Images are to be omitted, and the rest of the records reproduced exactly.

--------

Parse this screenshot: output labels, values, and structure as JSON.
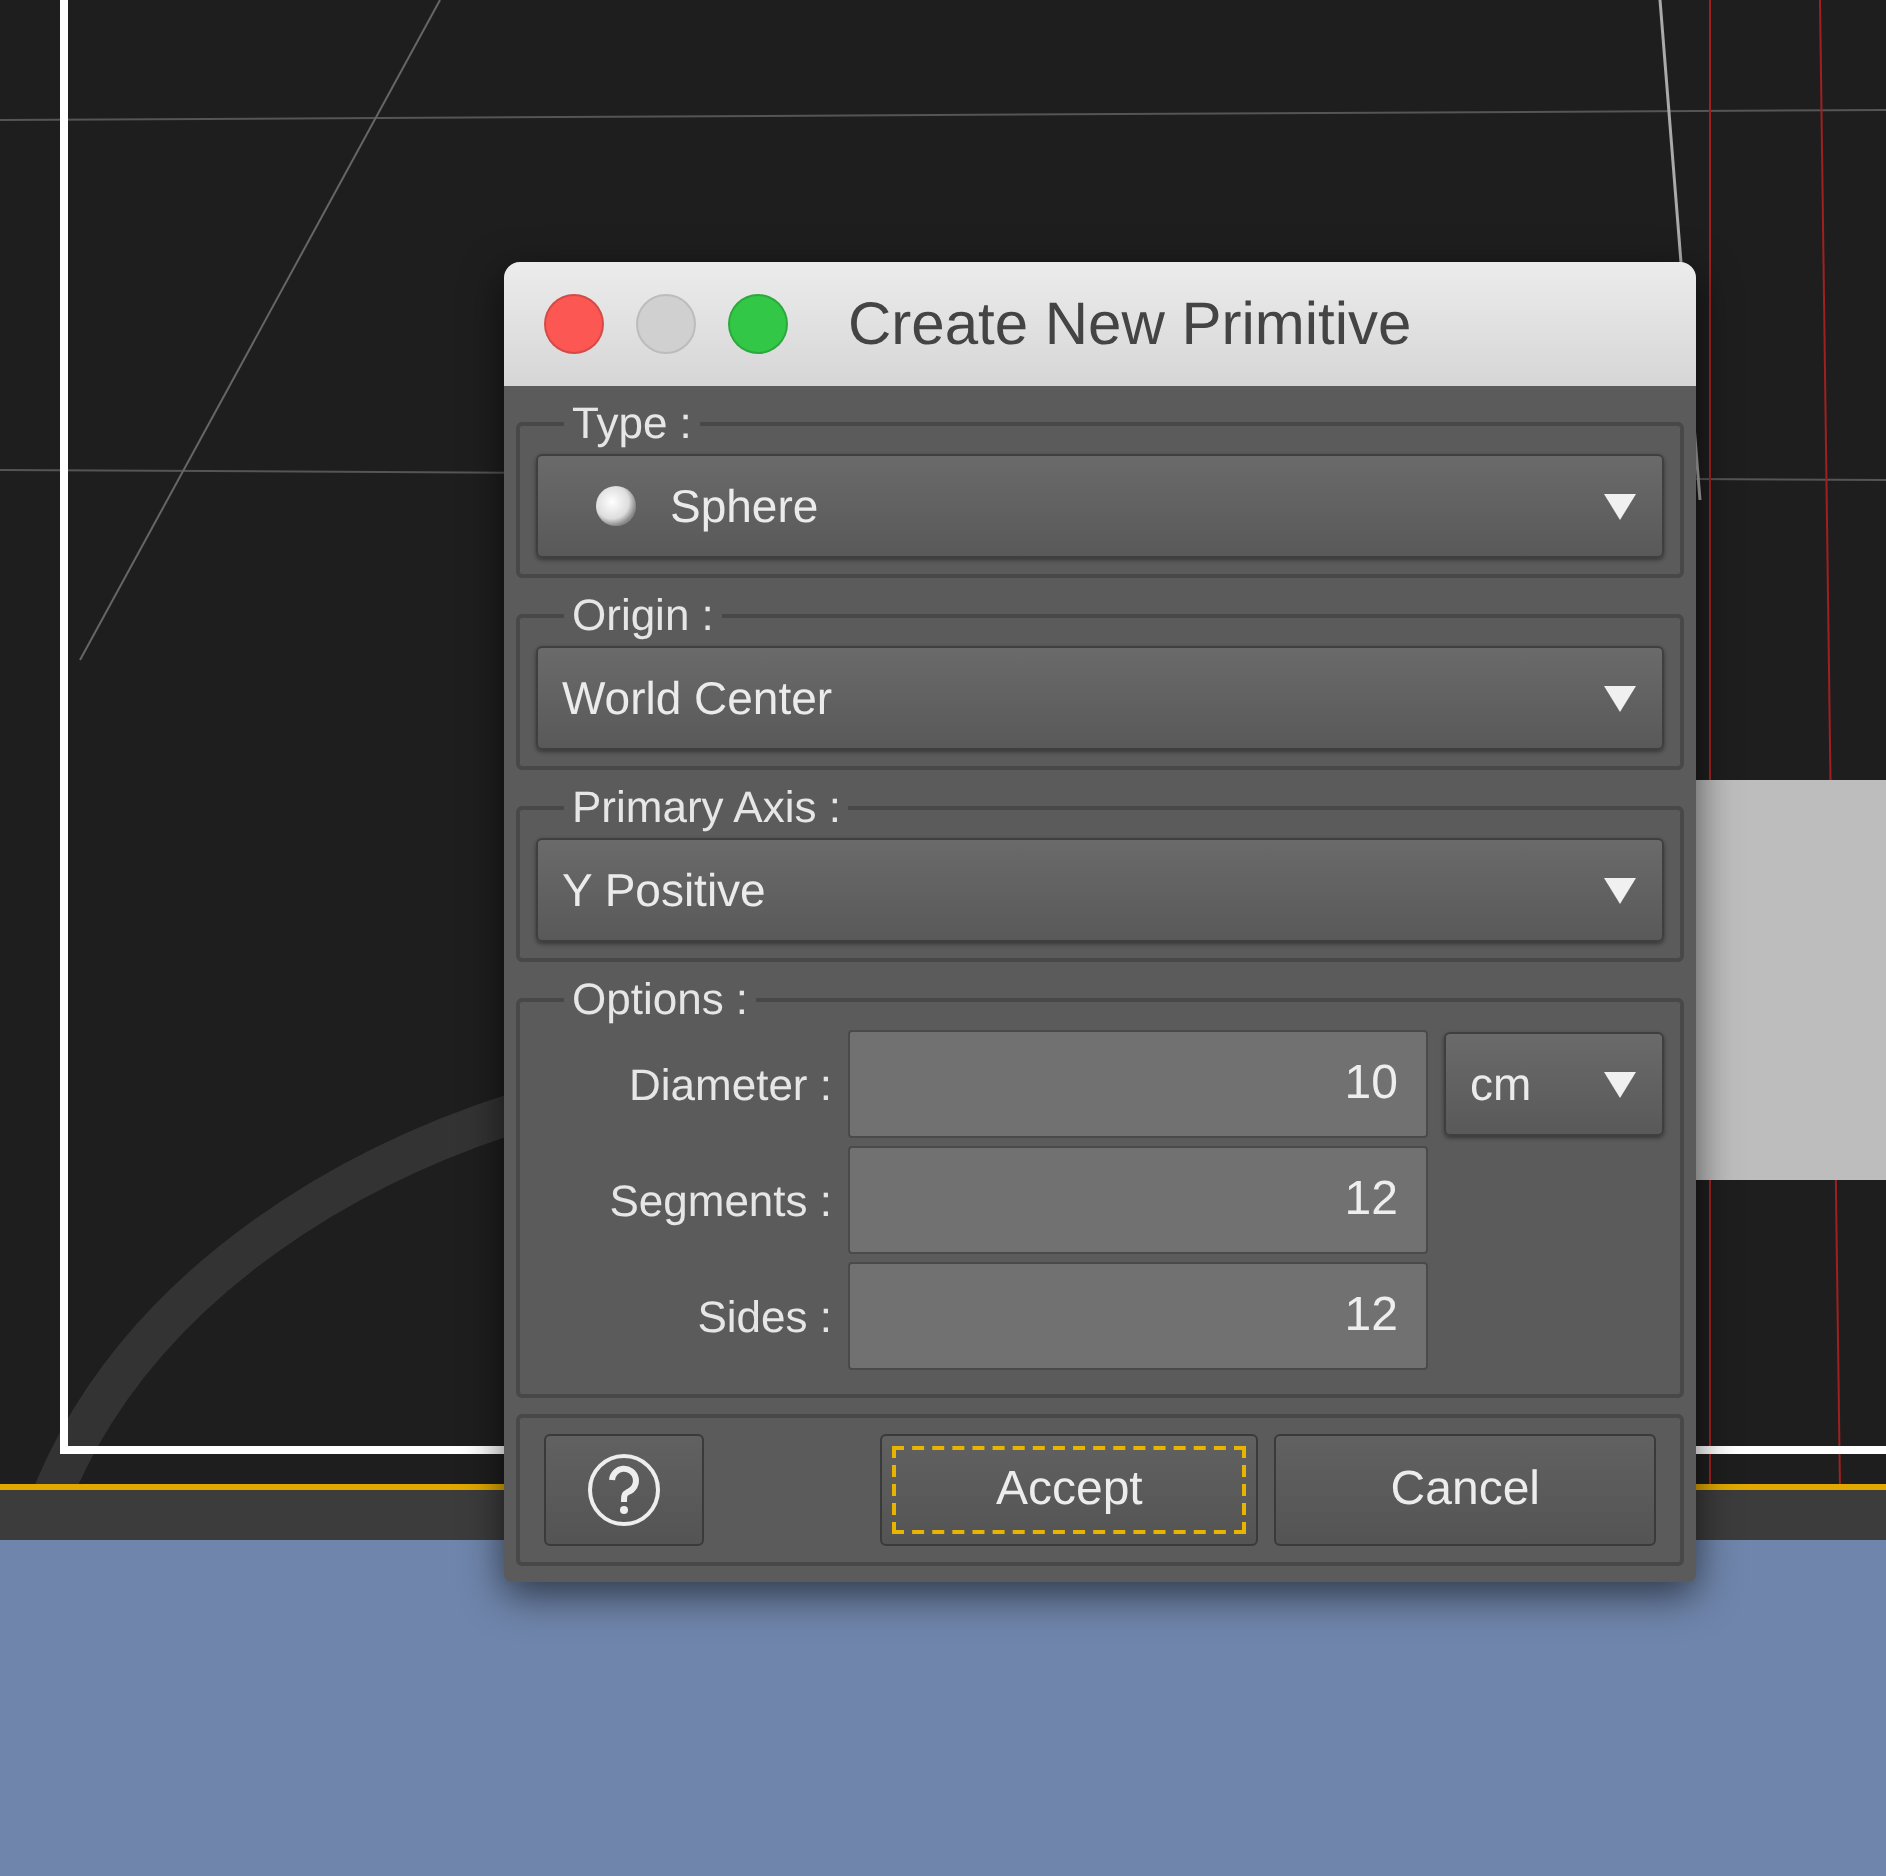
{
  "window": {
    "title": "Create New Primitive",
    "controls": [
      {
        "kind": "close",
        "disabled": false
      },
      {
        "kind": "minimize",
        "disabled": true
      },
      {
        "kind": "zoom",
        "disabled": false
      }
    ]
  },
  "selects": [
    {
      "legend": "Type :",
      "value": "Sphere",
      "kind": "icon-select"
    },
    {
      "legend": "Origin :",
      "value": "World Center",
      "kind": "select"
    },
    {
      "legend": "Primary Axis :",
      "value": "Y Positive",
      "kind": "select"
    }
  ],
  "options": {
    "legend": "Options :",
    "rows": [
      {
        "label": "Diameter :",
        "value": "10",
        "unit": "cm"
      },
      {
        "label": "Segments :",
        "value": "12"
      },
      {
        "label": "Sides :",
        "value": "12"
      }
    ]
  },
  "buttons": [
    {
      "kind": "help",
      "focused": false
    },
    {
      "kind": "text",
      "label": "Accept",
      "focused": true
    },
    {
      "kind": "text",
      "label": "Cancel",
      "focused": false
    }
  ]
}
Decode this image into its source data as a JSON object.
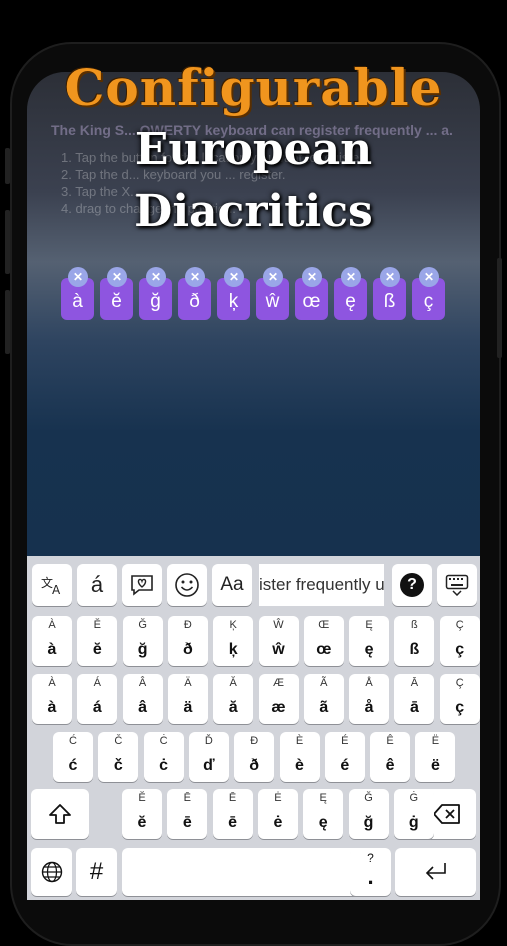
{
  "headline": {
    "line1": "Configurable",
    "line2": "European",
    "line3": "Diacritics"
  },
  "instructions": {
    "lead": "The King S... QWERTY keyboard can register frequently ... a.",
    "steps": [
      "1. Tap the button for the location you want to register.",
      "2. Tap the d... keyboard you ... register.",
      "3. Tap the X...",
      "4. drag to change the position."
    ]
  },
  "registered_keys": [
    "à",
    "ĕ",
    "ğ",
    "ð",
    "ķ",
    "ŵ",
    "œ",
    "ę",
    "ß",
    "ç"
  ],
  "toolbar": {
    "translate_icon": "translate-icon",
    "accent_label": "á",
    "favorite_icon": "heart-message-icon",
    "emoji_icon": "smiley-icon",
    "case_label": "Aa",
    "suggestion_text": "ister frequently u",
    "help_label": "?",
    "keyboard_hide_icon": "keyboard-hide-icon"
  },
  "rows": [
    [
      {
        "sec": "À",
        "pri": "à"
      },
      {
        "sec": "Ĕ",
        "pri": "ĕ"
      },
      {
        "sec": "Ğ",
        "pri": "ğ"
      },
      {
        "sec": "Ð",
        "pri": "ð"
      },
      {
        "sec": "Ķ",
        "pri": "ķ"
      },
      {
        "sec": "Ŵ",
        "pri": "ŵ"
      },
      {
        "sec": "Œ",
        "pri": "œ"
      },
      {
        "sec": "Ę",
        "pri": "ę"
      },
      {
        "sec": "ß",
        "pri": "ß"
      },
      {
        "sec": "Ç",
        "pri": "ç"
      }
    ],
    [
      {
        "sec": "À",
        "pri": "à"
      },
      {
        "sec": "Á",
        "pri": "á"
      },
      {
        "sec": "Â",
        "pri": "â"
      },
      {
        "sec": "Ä",
        "pri": "ä"
      },
      {
        "sec": "Ă",
        "pri": "ă"
      },
      {
        "sec": "Æ",
        "pri": "æ"
      },
      {
        "sec": "Ã",
        "pri": "ã"
      },
      {
        "sec": "Å",
        "pri": "å"
      },
      {
        "sec": "Ā",
        "pri": "ā"
      },
      {
        "sec": "Ç",
        "pri": "ç"
      }
    ],
    [
      {
        "sec": "Ć",
        "pri": "ć"
      },
      {
        "sec": "Č",
        "pri": "č"
      },
      {
        "sec": "Ċ",
        "pri": "ċ"
      },
      {
        "sec": "Ď",
        "pri": "ď"
      },
      {
        "sec": "Ð",
        "pri": "ð"
      },
      {
        "sec": "È",
        "pri": "è"
      },
      {
        "sec": "É",
        "pri": "é"
      },
      {
        "sec": "Ê",
        "pri": "ê"
      },
      {
        "sec": "Ë",
        "pri": "ë"
      }
    ],
    [
      {
        "sec": "Ĕ",
        "pri": "ĕ"
      },
      {
        "sec": "Ē",
        "pri": "ē"
      },
      {
        "sec": "Ē",
        "pri": "ē"
      },
      {
        "sec": "Ė",
        "pri": "ė"
      },
      {
        "sec": "Ę",
        "pri": "ę"
      },
      {
        "sec": "Ğ",
        "pri": "ğ"
      },
      {
        "sec": "Ġ",
        "pri": "ġ"
      }
    ]
  ],
  "bottom_row": {
    "globe_icon": "globe-icon",
    "hash_label": "#",
    "punct_top": "?",
    "punct_bottom": ".",
    "return_icon": "return-icon",
    "shift_icon": "shift-icon",
    "backspace_icon": "backspace-icon"
  },
  "colors": {
    "accent_orange": "#f0951e",
    "registered_key_purple": "#8e55e0",
    "keyboard_bg": "#d2d4da"
  }
}
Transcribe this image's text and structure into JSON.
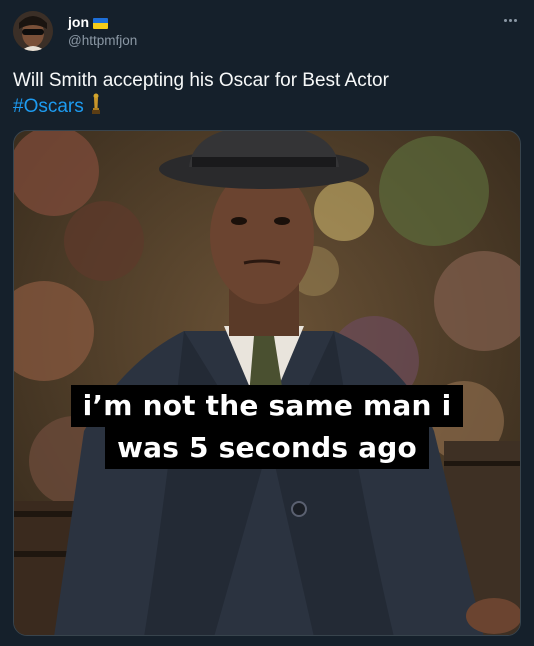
{
  "user": {
    "display_name": "jon",
    "flag_icon": "ukraine-flag-icon",
    "handle": "@httpmfjon",
    "avatar_icon": "profile-avatar"
  },
  "tweet": {
    "text": "Will Smith accepting his Oscar for Best Actor",
    "hashtag": "#Oscars",
    "emoji_icon": "oscar-trophy-icon"
  },
  "media": {
    "caption_line1": "i’m not the same man i",
    "caption_line2": "was 5 seconds ago"
  },
  "colors": {
    "background": "#15202b",
    "link": "#1d9bf0",
    "secondary_text": "#8b98a5"
  },
  "menu": {
    "more_icon": "more-options-icon"
  }
}
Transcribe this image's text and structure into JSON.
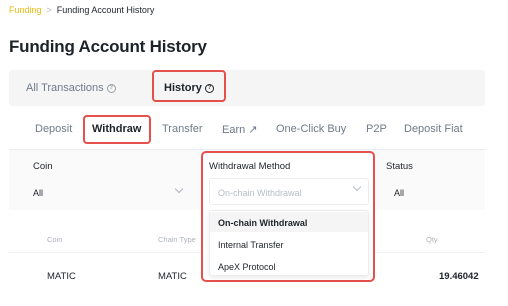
{
  "breadcrumb": {
    "parent": "Funding",
    "separator": ">",
    "current": "Funding Account History"
  },
  "page_title": "Funding Account History",
  "main_tabs": [
    {
      "label": "All Transactions",
      "icon": "question-circle-icon",
      "active": false
    },
    {
      "label": "History",
      "icon": "question-circle-icon",
      "active": true
    }
  ],
  "sub_tabs": [
    {
      "label": "Deposit",
      "active": false
    },
    {
      "label": "Withdraw",
      "active": true
    },
    {
      "label": "Transfer",
      "active": false
    },
    {
      "label": "Earn ↗",
      "active": false
    },
    {
      "label": "One-Click Buy",
      "active": false
    },
    {
      "label": "P2P",
      "active": false
    },
    {
      "label": "Deposit Fiat",
      "active": false
    }
  ],
  "filters": {
    "coin": {
      "label": "Coin",
      "value": "All"
    },
    "withdrawal_method": {
      "label": "Withdrawal Method",
      "placeholder": "On-chain Withdrawal",
      "options": [
        "On-chain Withdrawal",
        "Internal Transfer",
        "ApeX Protocol"
      ],
      "selected": "On-chain Withdrawal"
    },
    "status": {
      "label": "Status",
      "value": "All"
    }
  },
  "table": {
    "headers": [
      "Coin",
      "Chain Type",
      "Qty"
    ],
    "rows": [
      {
        "coin": "MATIC",
        "chain_type": "MATIC",
        "qty": "19.46042"
      }
    ]
  },
  "colors": {
    "brand": "#f0b90b",
    "highlight": "#e4514a",
    "text": "#1e2329",
    "muted": "#707a8a"
  }
}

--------

* [Written answer]
Parse this screenshot: output labels, values, and structure as JSON.
{
  "window": {
    "title": "Create New Primitive",
    "controls": [
      {
        "kind": "close",
        "disabled": false
      },
      {
        "kind": "minimize",
        "disabled": true
      },
      {
        "kind": "zoom",
        "disabled": false
      }
    ]
  },
  "selects": [
    {
      "legend": "Type :",
      "value": "Sphere",
      "kind": "icon-select"
    },
    {
      "legend": "Origin :",
      "value": "World Center",
      "kind": "select"
    },
    {
      "legend": "Primary Axis :",
      "value": "Y Positive",
      "kind": "select"
    }
  ],
  "options": {
    "legend": "Options :",
    "rows": [
      {
        "label": "Diameter :",
        "value": "10",
        "unit": "cm"
      },
      {
        "label": "Segments :",
        "value": "12"
      },
      {
        "label": "Sides :",
        "value": "12"
      }
    ]
  },
  "buttons": [
    {
      "kind": "help",
      "focused": false
    },
    {
      "kind": "text",
      "label": "Accept",
      "focused": true
    },
    {
      "kind": "text",
      "label": "Cancel",
      "focused": false
    }
  ]
}
Decode this image into its source data as a JSON object.
{
  "headline": {
    "line1": "Configurable",
    "line2": "European",
    "line3": "Diacritics"
  },
  "instructions": {
    "lead": "The King S... QWERTY keyboard can register frequently ... a.",
    "steps": [
      "1. Tap the button for the location you want to register.",
      "2. Tap the d... keyboard you ... register.",
      "3. Tap the X...",
      "4. drag to change the position."
    ]
  },
  "registered_keys": [
    "à",
    "ĕ",
    "ğ",
    "ð",
    "ķ",
    "ŵ",
    "œ",
    "ę",
    "ß",
    "ç"
  ],
  "toolbar": {
    "translate_icon": "translate-icon",
    "accent_label": "á",
    "favorite_icon": "heart-message-icon",
    "emoji_icon": "smiley-icon",
    "case_label": "Aa",
    "suggestion_text": "ister frequently u",
    "help_label": "?",
    "keyboard_hide_icon": "keyboard-hide-icon"
  },
  "rows": [
    [
      {
        "sec": "À",
        "pri": "à"
      },
      {
        "sec": "Ĕ",
        "pri": "ĕ"
      },
      {
        "sec": "Ğ",
        "pri": "ğ"
      },
      {
        "sec": "Ð",
        "pri": "ð"
      },
      {
        "sec": "Ķ",
        "pri": "ķ"
      },
      {
        "sec": "Ŵ",
        "pri": "ŵ"
      },
      {
        "sec": "Œ",
        "pri": "œ"
      },
      {
        "sec": "Ę",
        "pri": "ę"
      },
      {
        "sec": "ß",
        "pri": "ß"
      },
      {
        "sec": "Ç",
        "pri": "ç"
      }
    ],
    [
      {
        "sec": "À",
        "pri": "à"
      },
      {
        "sec": "Á",
        "pri": "á"
      },
      {
        "sec": "Â",
        "pri": "â"
      },
      {
        "sec": "Ä",
        "pri": "ä"
      },
      {
        "sec": "Ă",
        "pri": "ă"
      },
      {
        "sec": "Æ",
        "pri": "æ"
      },
      {
        "sec": "Ã",
        "pri": "ã"
      },
      {
        "sec": "Å",
        "pri": "å"
      },
      {
        "sec": "Ā",
        "pri": "ā"
      },
      {
        "sec": "Ç",
        "pri": "ç"
      }
    ],
    [
      {
        "sec": "Ć",
        "pri": "ć"
      },
      {
        "sec": "Č",
        "pri": "č"
      },
      {
        "sec": "Ċ",
        "pri": "ċ"
      },
      {
        "sec": "Ď",
        "pri": "ď"
      },
      {
        "sec": "Ð",
        "pri": "ð"
      },
      {
        "sec": "È",
        "pri": "è"
      },
      {
        "sec": "É",
        "pri": "é"
      },
      {
        "sec": "Ê",
        "pri": "ê"
      },
      {
        "sec": "Ë",
        "pri": "ë"
      }
    ],
    [
      {
        "sec": "Ĕ",
        "pri": "ĕ"
      },
      {
        "sec": "Ē",
        "pri": "ē"
      },
      {
        "sec": "Ē",
        "pri": "ē"
      },
      {
        "sec": "Ė",
        "pri": "ė"
      },
      {
        "sec": "Ę",
        "pri": "ę"
      },
      {
        "sec": "Ğ",
        "pri": "ğ"
      },
      {
        "sec": "Ġ",
        "pri": "ġ"
      }
    ]
  ],
  "bottom_row": {
    "globe_icon": "globe-icon",
    "hash_label": "#",
    "punct_top": "?",
    "punct_bottom": ".",
    "return_icon": "return-icon",
    "shift_icon": "shift-icon",
    "backspace_icon": "backspace-icon"
  },
  "colors": {
    "accent_orange": "#f0951e",
    "registered_key_purple": "#8e55e0",
    "keyboard_bg": "#d2d4da"
  }
}
Transcribe this image's text and structure into JSON.
{
  "user": {
    "display_name": "jon",
    "flag_icon": "ukraine-flag-icon",
    "handle": "@httpmfjon",
    "avatar_icon": "profile-avatar"
  },
  "tweet": {
    "text": "Will Smith accepting his Oscar for Best Actor",
    "hashtag": "#Oscars",
    "emoji_icon": "oscar-trophy-icon"
  },
  "media": {
    "caption_line1": "i’m not the same man i",
    "caption_line2": "was 5 seconds ago"
  },
  "colors": {
    "background": "#15202b",
    "link": "#1d9bf0",
    "secondary_text": "#8b98a5"
  },
  "menu": {
    "more_icon": "more-options-icon"
  }
}
Transcribe this image's text and structure into JSON.
{
  "breadcrumb": {
    "parent": "Funding",
    "separator": ">",
    "current": "Funding Account History"
  },
  "page_title": "Funding Account History",
  "main_tabs": [
    {
      "label": "All Transactions",
      "icon": "question-circle-icon",
      "active": false
    },
    {
      "label": "History",
      "icon": "question-circle-icon",
      "active": true
    }
  ],
  "sub_tabs": [
    {
      "label": "Deposit",
      "active": false
    },
    {
      "label": "Withdraw",
      "active": true
    },
    {
      "label": "Transfer",
      "active": false
    },
    {
      "label": "Earn ↗",
      "active": false
    },
    {
      "label": "One-Click Buy",
      "active": false
    },
    {
      "label": "P2P",
      "active": false
    },
    {
      "label": "Deposit Fiat",
      "active": false
    }
  ],
  "filters": {
    "coin": {
      "label": "Coin",
      "value": "All"
    },
    "withdrawal_method": {
      "label": "Withdrawal Method",
      "placeholder": "On-chain Withdrawal",
      "options": [
        "On-chain Withdrawal",
        "Internal Transfer",
        "ApeX Protocol"
      ],
      "selected": "On-chain Withdrawal"
    },
    "status": {
      "label": "Status",
      "value": "All"
    }
  },
  "table": {
    "headers": [
      "Coin",
      "Chain Type",
      "Qty"
    ],
    "rows": [
      {
        "coin": "MATIC",
        "chain_type": "MATIC",
        "qty": "19.46042"
      }
    ]
  },
  "colors": {
    "brand": "#f0b90b",
    "highlight": "#e4514a",
    "text": "#1e2329",
    "muted": "#707a8a"
  }
}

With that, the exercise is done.